Thanks for having me, Bee!
Of course, that puts the whole thing on my shoulders, but I’m willing to put in the effort to try and get this program off the ground. Education and outreach are my passions, so to be able to do that for a living is something that I at least want to take a shot at.
The first thing to do is to start finding sources of funding, and start applying like mad. Another idea I have is to get a private donor to buy the name of the observatory. Any takers?
I’m nervous, and for a few reasons:
1. There hasn’t been a ton of support to keep the observatory open. During a departmental meeting, when the faculty was asked if they cared about the observatory being shut down (in order to save money, of course), most people didn’t even flinch. The good news is the people that do care are younger, bring in a ton of money, and seem to have quite a bit of power in the department.
2. Two of the people that will be at the meeting have been using the observatory almost exclusively. Therefore, they pretty much have the reign over the thing, and it might be hard to convince them to convert the observatory from a research facility to an education & outreach one. The good news is one will be retiring this summer, and the other probably will in the next few years. So, it’s hard to justify keeping it as research-only just for them.
3. I seem to be the last line of defense for the observatory. If this program doesn’t go ahead, then the observatory will surely shut down. However, if the program does go ahead, I want to be in charge, and I have a feeling that will be met with some resistance (even though no one else is willing to step up to the plate). Not sure what the good news is here.
It will be interesting to see how this meeting goes. I have met with each of these people individually to discuss this project, but am getting conflicting messages: what they say to me and what they (apparently) say to others has been different. I figure if I get them all in one room, then there will be no mistake on who says what.
I will post an update tomorrow – keep your fingers crossed for me!
I had meetings with two people over the last two days. Both were to discuss a similar topic, but boy, were these meetings like day and night!
During one meeting, I felt that my ideas were no good, not relevant, and that I could not come up with a project without help from someone more senior than me (even if I know more about the subject at hand). The most frustrating part was being told that my idea was “okay”, but if I did what they wanted me to, it would be much better and more well-received. Plus, if I did the latter, I would have a better chance of getting funding* (because it would greatly benefit certain units at the university – not because it would be a “better” idea).

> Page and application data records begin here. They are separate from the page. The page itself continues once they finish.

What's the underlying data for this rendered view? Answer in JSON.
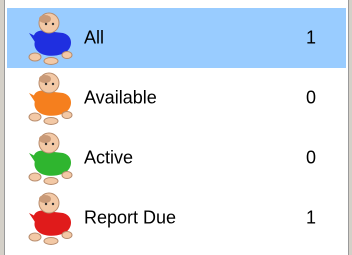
{
  "categories": [
    {
      "label": "All",
      "count": "1",
      "selected": true,
      "icon": "baby-blue-icon",
      "shirt_color": "#1f2fe0"
    },
    {
      "label": "Available",
      "count": "0",
      "selected": false,
      "icon": "baby-orange-icon",
      "shirt_color": "#f57f1e"
    },
    {
      "label": "Active",
      "count": "0",
      "selected": false,
      "icon": "baby-green-icon",
      "shirt_color": "#2fb52f"
    },
    {
      "label": "Report Due",
      "count": "1",
      "selected": false,
      "icon": "baby-red-icon",
      "shirt_color": "#e01b1b"
    }
  ],
  "colors": {
    "selection": "#99ccff",
    "frame": "#d4d0c8"
  }
}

During the second meeting, I felt nothing but support, that I can be an independent researcher, and that my ideas are worthwhile. The most wonderful part was being told that it’s far more important to do something I love and that I’m passionate about, than to do something someone (higher up) wants me too, and that my ideas are relevant to many other people.
After I finished my PhD, I told myself that now is the time to find what I really want to do with my life. What am I passionate about? What excites me? What would get me out of bed in the morning with a smile on my face? There are a few things (which I’ll discuss in another post), and one of them is a new (non-astronomy research) project I’ve started to work on.

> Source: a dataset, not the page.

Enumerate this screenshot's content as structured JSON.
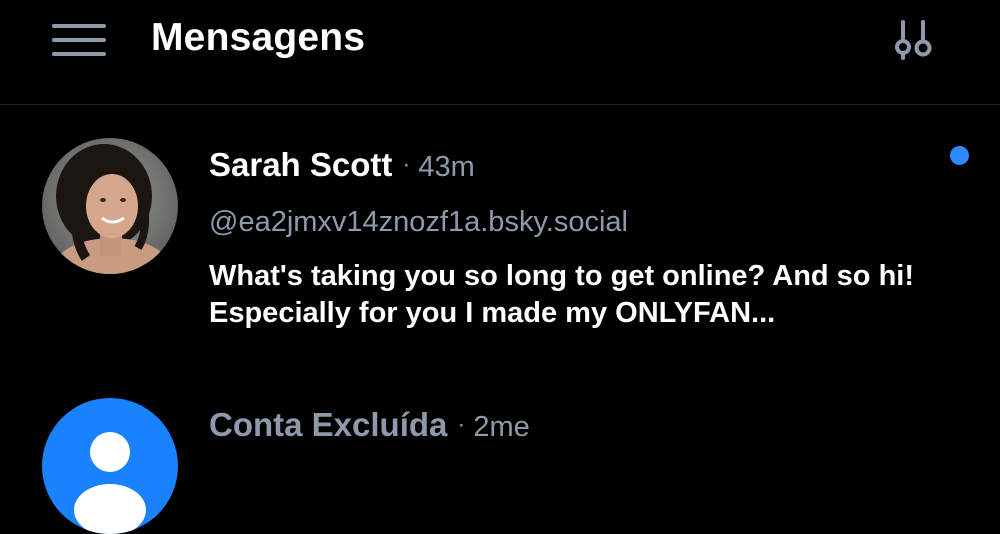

I finally started doing something I love, and I’m happier than I have been in months…maybe even years. I really don’t think I’m going to let someone dissuade me from continuing forward with it because they have ulterior motives, even if it means I can’t get funding from them!
Some big changes are coming, and hopefully soon. I’ll be able to pursue my interests with no time constraints and, best of all, no guilt and no one telling me what I should be doing.

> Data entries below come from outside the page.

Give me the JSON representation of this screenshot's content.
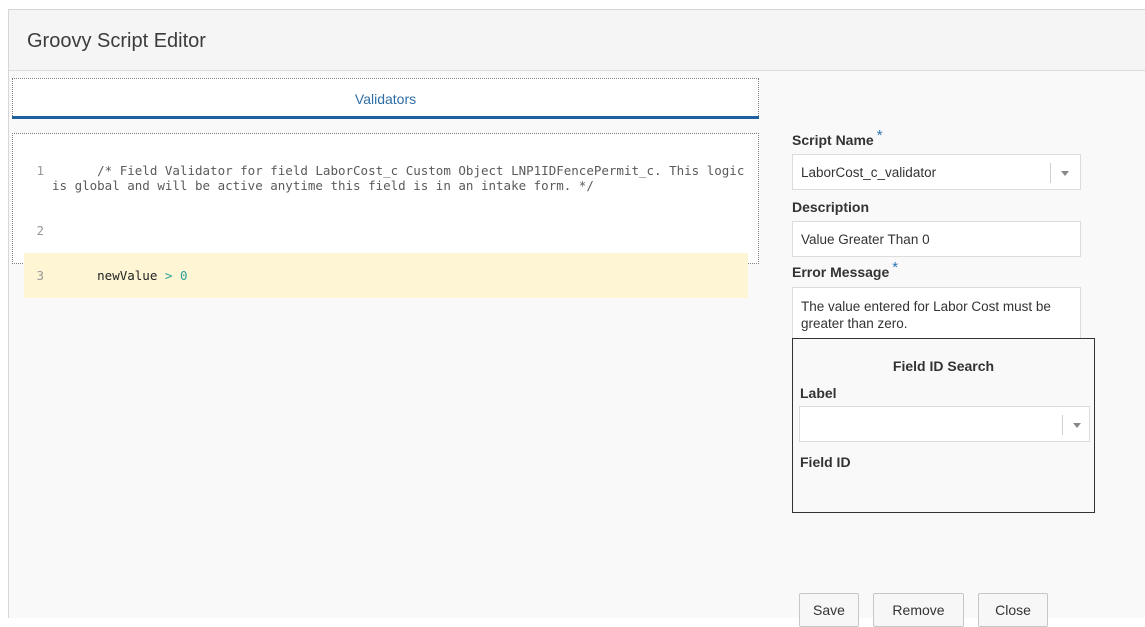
{
  "window": {
    "title": "Groovy Script Editor"
  },
  "tabs": [
    {
      "label": "Validators",
      "active": true
    }
  ],
  "editor": {
    "lines": [
      {
        "number": "1",
        "text": "/* Field Validator for field LaborCost_c Custom Object LNP1IDFencePermit_c. This logic is global and will be active anytime this field is in an intake form. */"
      },
      {
        "number": "2",
        "text": ""
      },
      {
        "number": "3",
        "text": "newValue > 0"
      }
    ]
  },
  "form": {
    "script_name": {
      "label": "Script Name",
      "required_marker": "*",
      "value": "LaborCost_c_validator"
    },
    "description": {
      "label": "Description",
      "value": "Value Greater Than 0"
    },
    "error_message": {
      "label": "Error Message",
      "required_marker": "*",
      "value": "The value entered for Labor Cost must be greater than zero."
    }
  },
  "field_id_search": {
    "title": "Field ID Search",
    "label_label": "Label",
    "label_value": "",
    "field_id_label": "Field ID"
  },
  "buttons": {
    "save": "Save",
    "remove": "Remove",
    "close": "Close"
  },
  "colors": {
    "accent": "#1e5f9f",
    "tab_text": "#2e6ea6",
    "required_marker": "#2e74b5",
    "active_line": "#fdf5d4"
  }
}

*I don’t mean that I won’t be able to get any funding if I work on the project that I want – just that it would be harder to get funding from a particular unit at the university.